If a line in the entries contains the string "link", include that line in your answer.
** EXERCISE INPUT follows **
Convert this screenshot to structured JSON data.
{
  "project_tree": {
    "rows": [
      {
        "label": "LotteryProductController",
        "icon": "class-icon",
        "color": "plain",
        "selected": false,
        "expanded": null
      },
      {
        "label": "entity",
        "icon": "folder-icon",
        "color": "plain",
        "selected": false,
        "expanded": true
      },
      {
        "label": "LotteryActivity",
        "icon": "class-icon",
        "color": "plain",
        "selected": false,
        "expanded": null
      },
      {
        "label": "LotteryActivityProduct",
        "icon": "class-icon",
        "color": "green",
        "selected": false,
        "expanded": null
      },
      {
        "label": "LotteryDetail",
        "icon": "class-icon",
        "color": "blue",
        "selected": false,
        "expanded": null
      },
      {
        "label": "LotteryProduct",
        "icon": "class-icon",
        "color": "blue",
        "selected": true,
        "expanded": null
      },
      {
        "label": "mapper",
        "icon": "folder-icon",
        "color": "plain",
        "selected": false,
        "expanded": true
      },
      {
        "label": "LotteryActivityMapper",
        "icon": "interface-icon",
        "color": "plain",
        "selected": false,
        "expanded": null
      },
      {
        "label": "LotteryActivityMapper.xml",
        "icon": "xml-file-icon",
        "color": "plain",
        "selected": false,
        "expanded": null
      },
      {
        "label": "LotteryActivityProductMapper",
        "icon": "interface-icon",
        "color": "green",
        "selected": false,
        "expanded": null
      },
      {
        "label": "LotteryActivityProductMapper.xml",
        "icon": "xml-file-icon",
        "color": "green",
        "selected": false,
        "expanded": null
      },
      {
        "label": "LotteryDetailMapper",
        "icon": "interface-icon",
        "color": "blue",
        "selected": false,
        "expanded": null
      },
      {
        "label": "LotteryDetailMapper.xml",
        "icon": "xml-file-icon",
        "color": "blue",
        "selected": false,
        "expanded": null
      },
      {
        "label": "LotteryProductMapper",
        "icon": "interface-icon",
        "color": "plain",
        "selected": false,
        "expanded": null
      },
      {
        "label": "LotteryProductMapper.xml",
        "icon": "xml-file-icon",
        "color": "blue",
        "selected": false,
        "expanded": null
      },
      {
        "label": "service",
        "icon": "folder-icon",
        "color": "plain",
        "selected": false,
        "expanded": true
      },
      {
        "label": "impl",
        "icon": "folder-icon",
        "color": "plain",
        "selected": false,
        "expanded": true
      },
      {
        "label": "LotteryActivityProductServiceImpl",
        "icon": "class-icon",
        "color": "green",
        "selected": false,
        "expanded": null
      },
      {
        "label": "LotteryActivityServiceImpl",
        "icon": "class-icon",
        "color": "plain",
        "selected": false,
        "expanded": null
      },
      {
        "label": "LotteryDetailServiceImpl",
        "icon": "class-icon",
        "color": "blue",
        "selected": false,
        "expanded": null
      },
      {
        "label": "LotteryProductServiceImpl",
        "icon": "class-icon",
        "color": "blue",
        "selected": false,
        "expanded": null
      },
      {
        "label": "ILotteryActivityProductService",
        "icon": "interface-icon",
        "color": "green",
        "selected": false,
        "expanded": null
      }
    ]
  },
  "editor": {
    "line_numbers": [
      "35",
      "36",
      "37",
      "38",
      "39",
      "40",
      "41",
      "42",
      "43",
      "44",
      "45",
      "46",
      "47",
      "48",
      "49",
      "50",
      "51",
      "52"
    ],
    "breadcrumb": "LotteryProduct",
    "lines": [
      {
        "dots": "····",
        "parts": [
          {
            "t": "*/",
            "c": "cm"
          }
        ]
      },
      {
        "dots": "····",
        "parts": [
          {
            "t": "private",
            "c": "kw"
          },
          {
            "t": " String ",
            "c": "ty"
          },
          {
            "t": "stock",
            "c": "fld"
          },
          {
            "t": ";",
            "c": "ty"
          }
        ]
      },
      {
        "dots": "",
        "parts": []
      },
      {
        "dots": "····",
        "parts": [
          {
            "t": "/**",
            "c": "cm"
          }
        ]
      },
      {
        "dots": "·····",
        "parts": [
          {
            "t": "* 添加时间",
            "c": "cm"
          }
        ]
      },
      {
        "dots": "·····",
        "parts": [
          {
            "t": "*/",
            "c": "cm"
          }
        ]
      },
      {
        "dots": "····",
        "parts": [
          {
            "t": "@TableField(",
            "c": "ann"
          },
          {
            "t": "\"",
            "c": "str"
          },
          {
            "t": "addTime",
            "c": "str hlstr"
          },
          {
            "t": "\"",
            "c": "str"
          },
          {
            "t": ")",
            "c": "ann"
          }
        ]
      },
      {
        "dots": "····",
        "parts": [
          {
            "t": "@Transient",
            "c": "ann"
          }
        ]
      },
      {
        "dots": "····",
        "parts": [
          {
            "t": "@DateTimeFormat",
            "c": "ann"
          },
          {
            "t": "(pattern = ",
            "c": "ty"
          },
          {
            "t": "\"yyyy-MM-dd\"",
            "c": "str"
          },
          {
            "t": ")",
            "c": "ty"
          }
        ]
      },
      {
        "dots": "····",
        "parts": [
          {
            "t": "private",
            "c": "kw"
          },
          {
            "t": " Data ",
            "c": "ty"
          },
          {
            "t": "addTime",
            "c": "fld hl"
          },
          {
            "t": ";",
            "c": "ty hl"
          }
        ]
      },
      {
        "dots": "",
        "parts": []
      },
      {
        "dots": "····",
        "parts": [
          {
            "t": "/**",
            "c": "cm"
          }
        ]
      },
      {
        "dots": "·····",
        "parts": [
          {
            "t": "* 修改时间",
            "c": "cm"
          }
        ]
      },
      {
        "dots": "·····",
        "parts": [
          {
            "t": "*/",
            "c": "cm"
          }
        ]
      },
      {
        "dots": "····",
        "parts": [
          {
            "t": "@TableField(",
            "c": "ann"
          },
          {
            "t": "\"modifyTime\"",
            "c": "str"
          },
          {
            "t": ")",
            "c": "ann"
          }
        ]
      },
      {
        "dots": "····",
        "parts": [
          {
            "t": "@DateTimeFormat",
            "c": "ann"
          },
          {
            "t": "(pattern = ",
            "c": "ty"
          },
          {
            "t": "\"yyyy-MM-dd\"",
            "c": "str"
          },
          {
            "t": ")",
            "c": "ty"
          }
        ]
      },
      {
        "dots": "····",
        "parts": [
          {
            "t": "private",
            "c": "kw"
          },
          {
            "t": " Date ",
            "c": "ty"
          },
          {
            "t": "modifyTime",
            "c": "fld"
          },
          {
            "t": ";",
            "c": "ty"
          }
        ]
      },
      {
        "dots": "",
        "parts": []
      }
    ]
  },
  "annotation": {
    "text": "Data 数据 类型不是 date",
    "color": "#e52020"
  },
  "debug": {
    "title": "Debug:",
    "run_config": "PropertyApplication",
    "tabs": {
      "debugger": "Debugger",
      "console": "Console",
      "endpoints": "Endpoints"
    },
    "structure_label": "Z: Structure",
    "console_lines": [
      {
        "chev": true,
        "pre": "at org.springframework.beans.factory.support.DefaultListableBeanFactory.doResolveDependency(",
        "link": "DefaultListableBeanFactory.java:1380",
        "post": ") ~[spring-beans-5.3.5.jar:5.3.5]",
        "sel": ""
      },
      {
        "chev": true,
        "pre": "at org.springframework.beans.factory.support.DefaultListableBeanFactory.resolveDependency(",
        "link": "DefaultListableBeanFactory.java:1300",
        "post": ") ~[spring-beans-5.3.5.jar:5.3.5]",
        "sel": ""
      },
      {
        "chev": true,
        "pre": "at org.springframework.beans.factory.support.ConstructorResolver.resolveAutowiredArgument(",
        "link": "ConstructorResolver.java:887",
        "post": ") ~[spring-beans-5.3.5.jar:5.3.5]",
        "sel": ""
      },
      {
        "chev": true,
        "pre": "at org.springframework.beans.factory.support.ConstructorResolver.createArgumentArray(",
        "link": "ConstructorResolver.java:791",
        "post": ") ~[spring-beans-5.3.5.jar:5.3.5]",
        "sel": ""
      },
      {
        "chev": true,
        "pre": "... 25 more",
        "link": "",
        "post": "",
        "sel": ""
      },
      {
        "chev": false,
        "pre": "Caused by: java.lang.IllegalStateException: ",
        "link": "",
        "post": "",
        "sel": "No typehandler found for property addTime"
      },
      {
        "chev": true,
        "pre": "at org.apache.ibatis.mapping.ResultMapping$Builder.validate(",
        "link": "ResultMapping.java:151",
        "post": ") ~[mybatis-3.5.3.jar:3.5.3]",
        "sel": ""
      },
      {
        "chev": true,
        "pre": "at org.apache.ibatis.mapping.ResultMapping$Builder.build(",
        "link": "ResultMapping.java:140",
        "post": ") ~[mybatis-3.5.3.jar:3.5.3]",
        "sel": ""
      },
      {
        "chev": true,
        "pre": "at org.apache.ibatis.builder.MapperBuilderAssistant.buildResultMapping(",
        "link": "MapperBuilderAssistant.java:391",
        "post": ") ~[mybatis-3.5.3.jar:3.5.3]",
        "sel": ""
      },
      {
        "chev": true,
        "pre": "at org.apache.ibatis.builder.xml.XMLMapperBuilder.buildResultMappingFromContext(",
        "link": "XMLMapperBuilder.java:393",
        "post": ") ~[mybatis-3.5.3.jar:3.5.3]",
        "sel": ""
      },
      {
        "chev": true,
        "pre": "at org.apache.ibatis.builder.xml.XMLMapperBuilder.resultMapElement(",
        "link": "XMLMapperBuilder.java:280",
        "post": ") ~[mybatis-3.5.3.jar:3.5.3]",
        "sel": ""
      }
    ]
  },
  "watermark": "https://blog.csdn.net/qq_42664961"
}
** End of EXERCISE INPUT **
_ANSWER SPACE_
        "link": "DefaultListableBeanFactory.java:1380",
        "link": "DefaultListableBeanFactory.java:1300",
        "link": "ConstructorResolver.java:887",
        "link": "ConstructorResolver.java:791",
        "link": "",
        "link": "",
        "link": "ResultMapping.java:151",
        "link": "ResultMapping.java:140",
        "link": "MapperBuilderAssistant.java:391",
        "link": "XMLMapperBuilder.java:393",
        "link": "XMLMapperBuilder.java:280",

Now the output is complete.